(Component data from apps and pages)

========================================================================

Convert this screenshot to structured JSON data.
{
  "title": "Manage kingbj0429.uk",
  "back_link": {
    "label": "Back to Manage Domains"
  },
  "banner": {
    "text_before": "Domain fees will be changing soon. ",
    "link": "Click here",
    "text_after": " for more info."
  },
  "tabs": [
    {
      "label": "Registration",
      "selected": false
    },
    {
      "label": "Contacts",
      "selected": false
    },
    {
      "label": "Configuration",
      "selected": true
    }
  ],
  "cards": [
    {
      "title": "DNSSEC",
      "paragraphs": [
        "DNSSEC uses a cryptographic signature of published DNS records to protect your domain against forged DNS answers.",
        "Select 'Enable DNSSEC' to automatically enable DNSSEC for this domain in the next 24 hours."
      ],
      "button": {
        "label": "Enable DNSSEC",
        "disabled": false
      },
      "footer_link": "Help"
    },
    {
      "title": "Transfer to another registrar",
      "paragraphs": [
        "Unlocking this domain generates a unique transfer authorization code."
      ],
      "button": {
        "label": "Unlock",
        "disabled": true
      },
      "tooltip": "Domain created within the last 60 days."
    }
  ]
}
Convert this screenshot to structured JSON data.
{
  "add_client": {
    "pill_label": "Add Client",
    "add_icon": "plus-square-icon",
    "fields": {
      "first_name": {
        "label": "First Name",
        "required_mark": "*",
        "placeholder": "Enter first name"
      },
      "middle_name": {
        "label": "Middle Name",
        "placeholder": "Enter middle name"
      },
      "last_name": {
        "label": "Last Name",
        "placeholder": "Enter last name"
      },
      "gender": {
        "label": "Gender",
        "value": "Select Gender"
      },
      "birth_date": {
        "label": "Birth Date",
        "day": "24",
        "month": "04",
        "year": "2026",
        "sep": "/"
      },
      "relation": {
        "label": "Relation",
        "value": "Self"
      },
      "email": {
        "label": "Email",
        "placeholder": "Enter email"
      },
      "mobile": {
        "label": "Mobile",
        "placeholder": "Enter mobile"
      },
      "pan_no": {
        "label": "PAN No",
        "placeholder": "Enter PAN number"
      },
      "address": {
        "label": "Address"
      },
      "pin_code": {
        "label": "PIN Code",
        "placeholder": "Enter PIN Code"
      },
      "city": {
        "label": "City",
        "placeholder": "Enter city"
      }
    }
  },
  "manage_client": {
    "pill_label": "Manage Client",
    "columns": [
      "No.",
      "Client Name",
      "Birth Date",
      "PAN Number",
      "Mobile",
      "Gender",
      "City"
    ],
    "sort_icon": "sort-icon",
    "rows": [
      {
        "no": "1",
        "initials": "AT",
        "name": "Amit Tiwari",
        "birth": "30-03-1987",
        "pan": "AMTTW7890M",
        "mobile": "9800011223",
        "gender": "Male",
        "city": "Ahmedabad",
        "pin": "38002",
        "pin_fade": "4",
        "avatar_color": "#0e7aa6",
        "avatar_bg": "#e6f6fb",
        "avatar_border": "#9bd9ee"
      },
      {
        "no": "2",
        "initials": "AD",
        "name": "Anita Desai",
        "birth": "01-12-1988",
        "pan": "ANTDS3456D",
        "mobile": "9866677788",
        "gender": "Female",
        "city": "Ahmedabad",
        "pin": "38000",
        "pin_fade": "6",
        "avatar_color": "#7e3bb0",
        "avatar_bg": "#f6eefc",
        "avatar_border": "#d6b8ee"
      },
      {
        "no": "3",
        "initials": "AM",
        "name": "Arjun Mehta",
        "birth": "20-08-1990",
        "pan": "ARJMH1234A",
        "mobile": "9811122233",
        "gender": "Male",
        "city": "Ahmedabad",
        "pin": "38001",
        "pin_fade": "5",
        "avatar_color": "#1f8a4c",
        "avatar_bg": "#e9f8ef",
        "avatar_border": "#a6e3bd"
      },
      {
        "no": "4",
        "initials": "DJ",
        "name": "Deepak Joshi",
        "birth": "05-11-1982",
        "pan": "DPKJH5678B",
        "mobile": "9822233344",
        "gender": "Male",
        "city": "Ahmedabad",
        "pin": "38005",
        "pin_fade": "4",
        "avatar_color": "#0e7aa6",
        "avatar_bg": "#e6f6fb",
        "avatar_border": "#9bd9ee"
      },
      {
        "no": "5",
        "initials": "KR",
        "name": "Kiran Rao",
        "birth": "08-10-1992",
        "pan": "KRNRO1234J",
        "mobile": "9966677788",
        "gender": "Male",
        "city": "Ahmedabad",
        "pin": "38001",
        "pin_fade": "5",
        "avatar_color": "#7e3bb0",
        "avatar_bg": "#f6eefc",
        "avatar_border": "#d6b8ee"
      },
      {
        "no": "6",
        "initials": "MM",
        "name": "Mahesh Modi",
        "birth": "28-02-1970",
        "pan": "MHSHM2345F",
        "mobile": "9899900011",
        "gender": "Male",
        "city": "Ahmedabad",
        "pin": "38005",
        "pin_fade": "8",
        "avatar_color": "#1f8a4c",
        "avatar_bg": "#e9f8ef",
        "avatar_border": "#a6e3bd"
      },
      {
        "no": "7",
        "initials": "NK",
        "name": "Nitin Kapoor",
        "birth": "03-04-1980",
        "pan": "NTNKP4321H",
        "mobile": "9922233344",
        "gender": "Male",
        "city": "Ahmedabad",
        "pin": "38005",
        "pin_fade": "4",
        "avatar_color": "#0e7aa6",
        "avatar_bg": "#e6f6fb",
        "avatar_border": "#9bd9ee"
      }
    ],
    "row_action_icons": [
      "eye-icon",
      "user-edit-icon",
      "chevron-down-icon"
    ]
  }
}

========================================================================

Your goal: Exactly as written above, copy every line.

Your response:
Convert this screenshot to structured JSON data.
{
  "title": "Manage kingbj0429.uk",
  "back_link": {
    "label": "Back to Manage Domains"
  },
  "banner": {
    "text_before": "Domain fees will be changing soon. ",
    "link": "Click here",
    "text_after": " for more info."
  },
  "tabs": [
    {
      "label": "Registration",
      "selected": false
    },
    {
      "label": "Contacts",
      "selected": false
    },
    {
      "label": "Configuration",
      "selected": true
    }
  ],
  "cards": [
    {
      "title": "DNSSEC",
      "paragraphs": [
        "DNSSEC uses a cryptographic signature of published DNS records to protect your domain against forged DNS answers.",
        "Select 'Enable DNSSEC' to automatically enable DNSSEC for this domain in the next 24 hours."
      ],
      "button": {
        "label": "Enable DNSSEC",
        "disabled": false
      },
      "footer_link": "Help"
    },
    {
      "title": "Transfer to another registrar",
      "paragraphs": [
        "Unlocking this domain generates a unique transfer authorization code."
      ],
      "button": {
        "label": "Unlock",
        "disabled": true
      },
      "tooltip": "Domain created within the last 60 days."
    }
  ]
}
Convert this screenshot to structured JSON data.
{
  "add_client": {
    "pill_label": "Add Client",
    "add_icon": "plus-square-icon",
    "fields": {
      "first_name": {
        "label": "First Name",
        "required_mark": "*",
        "placeholder": "Enter first name"
      },
      "middle_name": {
        "label": "Middle Name",
        "placeholder": "Enter middle name"
      },
      "last_name": {
        "label": "Last Name",
        "placeholder": "Enter last name"
      },
      "gender": {
        "label": "Gender",
        "value": "Select Gender"
      },
      "birth_date": {
        "label": "Birth Date",
        "day": "24",
        "month": "04",
        "year": "2026",
        "sep": "/"
      },
      "relation": {
        "label": "Relation",
        "value": "Self"
      },
      "email": {
        "label": "Email",
        "placeholder": "Enter email"
      },
      "mobile": {
        "label": "Mobile",
        "placeholder": "Enter mobile"
      },
      "pan_no": {
        "label": "PAN No",
        "placeholder": "Enter PAN number"
      },
      "address": {
        "label": "Address"
      },
      "pin_code": {
        "label": "PIN Code",
        "placeholder": "Enter PIN Code"
      },
      "city": {
        "label": "City",
        "placeholder": "Enter city"
      }
    }
  },
  "manage_client": {
    "pill_label": "Manage Client",
    "columns": [
      "No.",
      "Client Name",
      "Birth Date",
      "PAN Number",
      "Mobile",
      "Gender",
      "City"
    ],
    "sort_icon": "sort-icon",
    "rows": [
      {
        "no": "1",
        "initials": "AT",
        "name": "Amit Tiwari",
        "birth": "30-03-1987",
        "pan": "AMTTW7890M",
        "mobile": "9800011223",
        "gender": "Male",
        "city": "Ahmedabad",
        "pin": "38002",
        "pin_fade": "4",
        "avatar_color": "#0e7aa6",
        "avatar_bg": "#e6f6fb",
        "avatar_border": "#9bd9ee"
      },
      {
        "no": "2",
        "initials": "AD",
        "name": "Anita Desai",
        "birth": "01-12-1988",
        "pan": "ANTDS3456D",
        "mobile": "9866677788",
        "gender": "Female",
        "city": "Ahmedabad",
        "pin": "38000",
        "pin_fade": "6",
        "avatar_color": "#7e3bb0",
        "avatar_bg": "#f6eefc",
        "avatar_border": "#d6b8ee"
      },
      {
        "no": "3",
        "initials": "AM",
        "name": "Arjun Mehta",
        "birth": "20-08-1990",
        "pan": "ARJMH1234A",
        "mobile": "9811122233",
        "gender": "Male",
        "city": "Ahmedabad",
        "pin": "38001",
        "pin_fade": "5",
        "avatar_color": "#1f8a4c",
        "avatar_bg": "#e9f8ef",
        "avatar_border": "#a6e3bd"
      },
      {
        "no": "4",
        "initials": "DJ",
        "name": "Deepak Joshi",
        "birth": "05-11-1982",
        "pan": "DPKJH5678B",
        "mobile": "9822233344",
        "gender": "Male",
        "city": "Ahmedabad",
        "pin": "38005",
        "pin_fade": "4",
        "avatar_color": "#0e7aa6",
        "avatar_bg": "#e6f6fb",
        "avatar_border": "#9bd9ee"
      },
      {
        "no": "5",
        "initials": "KR",
        "name": "Kiran Rao",
        "birth": "08-10-1992",
        "pan": "KRNRO1234J",
        "mobile": "9966677788",
        "gender": "Male",
        "city": "Ahmedabad",
        "pin": "38001",
        "pin_fade": "5",
        "avatar_color": "#7e3bb0",
        "avatar_bg": "#f6eefc",
        "avatar_border": "#d6b8ee"
      },
      {
        "no": "6",
        "initials": "MM",
        "name": "Mahesh Modi",
        "birth": "28-02-1970",
        "pan": "MHSHM2345F",
        "mobile": "9899900011",
        "gender": "Male",
        "city": "Ahmedabad",
        "pin": "38005",
        "pin_fade": "8",
        "avatar_color": "#1f8a4c",
        "avatar_bg": "#e9f8ef",
        "avatar_border": "#a6e3bd"
      },
      {
        "no": "7",
        "initials": "NK",
        "name": "Nitin Kapoor",
        "birth": "03-04-1980",
        "pan": "NTNKP4321H",
        "mobile": "9922233344",
        "gender": "Male",
        "city": "Ahmedabad",
        "pin": "38005",
        "pin_fade": "4",
        "avatar_color": "#0e7aa6",
        "avatar_bg": "#e6f6fb",
        "avatar_border": "#9bd9ee"
      }
    ],
    "row_action_icons": [
      "eye-icon",
      "user-edit-icon",
      "chevron-down-icon"
    ]
  }
}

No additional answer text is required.